Those of you who read my book Secrets of the Art World already know that back in 2008, after the real estate market crashed and many of my clients stopped purchasing art, I was faced with a difficult choice: Close the doors of my gallery and quit, or keep going, digging deep, and working harder than I ever had to improve—not only the business, but myself. Since I am here writing this blog today, the choice I ultimately made is fairly obvious.
I didn’t quit.
Trust me, I wanted to. I had some hard days. Some downright scary days. But I believed, without a shadow of a doubt, that if I did the necessary work, invested in myself and my business, and kept pursuing my passion, ultimately success would follow. I heard a lot of rejection in those days. Clients I counted on for years to purchase art were laying off employees and had no financial resources for art. I attended nearly empty trade shows and sold zero art. Through it all, I told myself: I can do this. I can figure this out. I will use this time to become better.
This should not be a newsflash to you at this point. As artists and entrepreneurs, you will receive rejections. It is part of the process. You will hear the word no. You will be turned down from galleries, you will not be selected for juried competitions, and collectors and buyers will pass by your work. It is painful. It hurts. But, you can’t take it personally. You can’t let one rejection (or ten or a hundred) change the way creating art makes you feel. You are an artist because you love to create. It drives you. It is part of who you are. I firmly believe if you follow your passion, success will follow.
5 Reasons You Shouldn’t Give Up After Rejection
1. Rejection is just another way of saying for Time for Improvement!
This is the beauty of rejection. Yes, you heard me correctly. Rejection can be beautiful. The “no thanks” you hear today, means you have been given time to improve and become better than ever. Part of success, I believe, is learning how to leverage and learn from your rejections.

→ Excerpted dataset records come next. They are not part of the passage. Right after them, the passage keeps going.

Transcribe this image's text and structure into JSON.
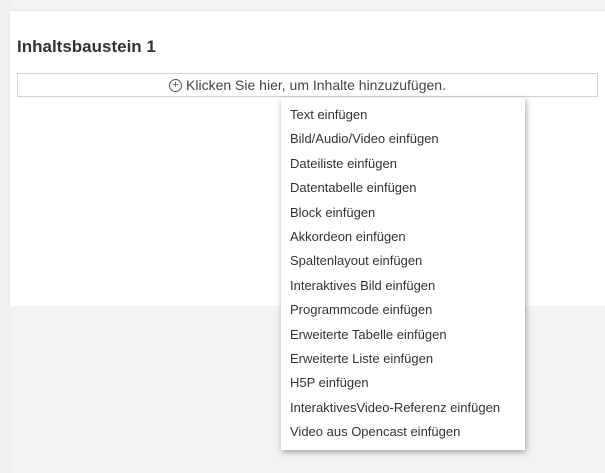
{
  "section": {
    "title": "Inhaltsbaustein 1",
    "add_prompt": "Klicken Sie hier, um Inhalte hinzuzufügen.",
    "add_icon": "plus-circle-icon"
  },
  "menu": {
    "items": [
      "Text einfügen",
      "Bild/Audio/Video einfügen",
      "Dateiliste einfügen",
      "Datentabelle einfügen",
      "Block einfügen",
      "Akkordeon einfügen",
      "Spaltenlayout einfügen",
      "Interaktives Bild einfügen",
      "Programmcode einfügen",
      "Erweiterte Tabelle einfügen",
      "Erweiterte Liste einfügen",
      "H5P einfügen",
      "InteraktivesVideo-Referenz einfügen",
      "Video aus Opencast einfügen"
    ]
  },
  "colors": {
    "background": "#f3f3f3",
    "panel": "#ffffff",
    "text": "#333333",
    "border": "#d2d2d2"
  }
}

Rejections are teachable moments. When I was receiving a lot of rejections, it forced me to rethink my business model. I had to reach out to experts and seek their help and recommendations. Rejection forced me to improve. As an artist, you should take every “no” as an opportunity to continue working and improving. (Rejected from Art Comes Alive in the past? Here are some tips to improve your entry for this year.)

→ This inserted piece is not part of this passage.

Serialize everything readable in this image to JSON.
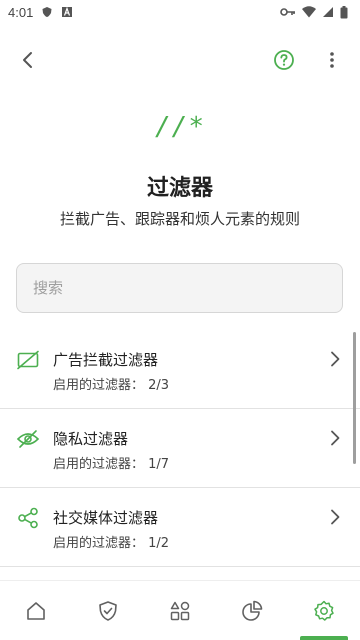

2. Every rejection is just one step closer to success.
Over the years, I have had the pleasure of meeting and working with some of the most successful artists in the world. Every single one of them is where they are today, not simply because of their talent, but because of their dogged persistence. Rejections didn’t stop them. The word no didn’t stop them. Being poor didn’t stop them. They kept doing what they loved and kept working to be the best artist they could be. When I hear artists say to me, “Oh, I am not going to submit for ACA, because I was rejected once,” I think: SERIOUSLY? You have to keep trying! Don’t you know that persevering is the most important thing you can do to becoming a successful artist!

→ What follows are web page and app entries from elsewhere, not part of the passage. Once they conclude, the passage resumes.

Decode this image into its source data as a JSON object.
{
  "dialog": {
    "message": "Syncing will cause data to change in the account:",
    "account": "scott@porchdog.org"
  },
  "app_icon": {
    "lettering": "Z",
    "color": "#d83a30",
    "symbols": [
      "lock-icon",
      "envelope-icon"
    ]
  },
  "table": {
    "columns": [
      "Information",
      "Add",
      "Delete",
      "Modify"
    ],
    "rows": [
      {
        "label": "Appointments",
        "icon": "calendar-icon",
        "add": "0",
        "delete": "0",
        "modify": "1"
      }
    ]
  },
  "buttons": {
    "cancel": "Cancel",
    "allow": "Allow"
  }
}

3. Art is subjective. So are judges/buyers.
We all know this: Not everyone is going to get your work, let alone like it. But, if you love what you do, chances are someone else is bound to love the work you do too. Just because your potential fans aren’t this year’s judges, doesn’t mean you won’t be selected again by other judges in the future. And just because one gallery doesn’t like your work, doesn’t mean another wouldn’t adore it. Art is as much a talent game as a numbers game. The more you put out and do, the more likely someone who appreciates and loves the work you do will find you.
4. Rejection makes your art more special.
Imagine if everyone’s art work was selected for every award show? Imagine if every piece created in the world was looked at equally? What if a child’s poorly drawn scribble and your carefully mixed media piece that you worked on for three months were equally judged? That would be awful for YOU. There would be no sense of accomplishment, no joy, and thrill of success. Ultimately, the rejections you receive now will make you feel so much more grateful for the “yes” you eventually hear down the road. It will mean something. It will represent all your hard work, dedication, and persistence.
5. You can’t win if you don’t play.
My father has a saying that my sister and I grew up hearing: “If you do nothing, nothing will happen.” If you don’t try and take a risk, you will be absolutely certain to avoid rejection. But you are unwittingly avoiding success as well. Do not put limits on your own success. Do not let one person’s no or criticism determine your future, your success. Keep trying. Keep working. Keep improving. And never, ever give up!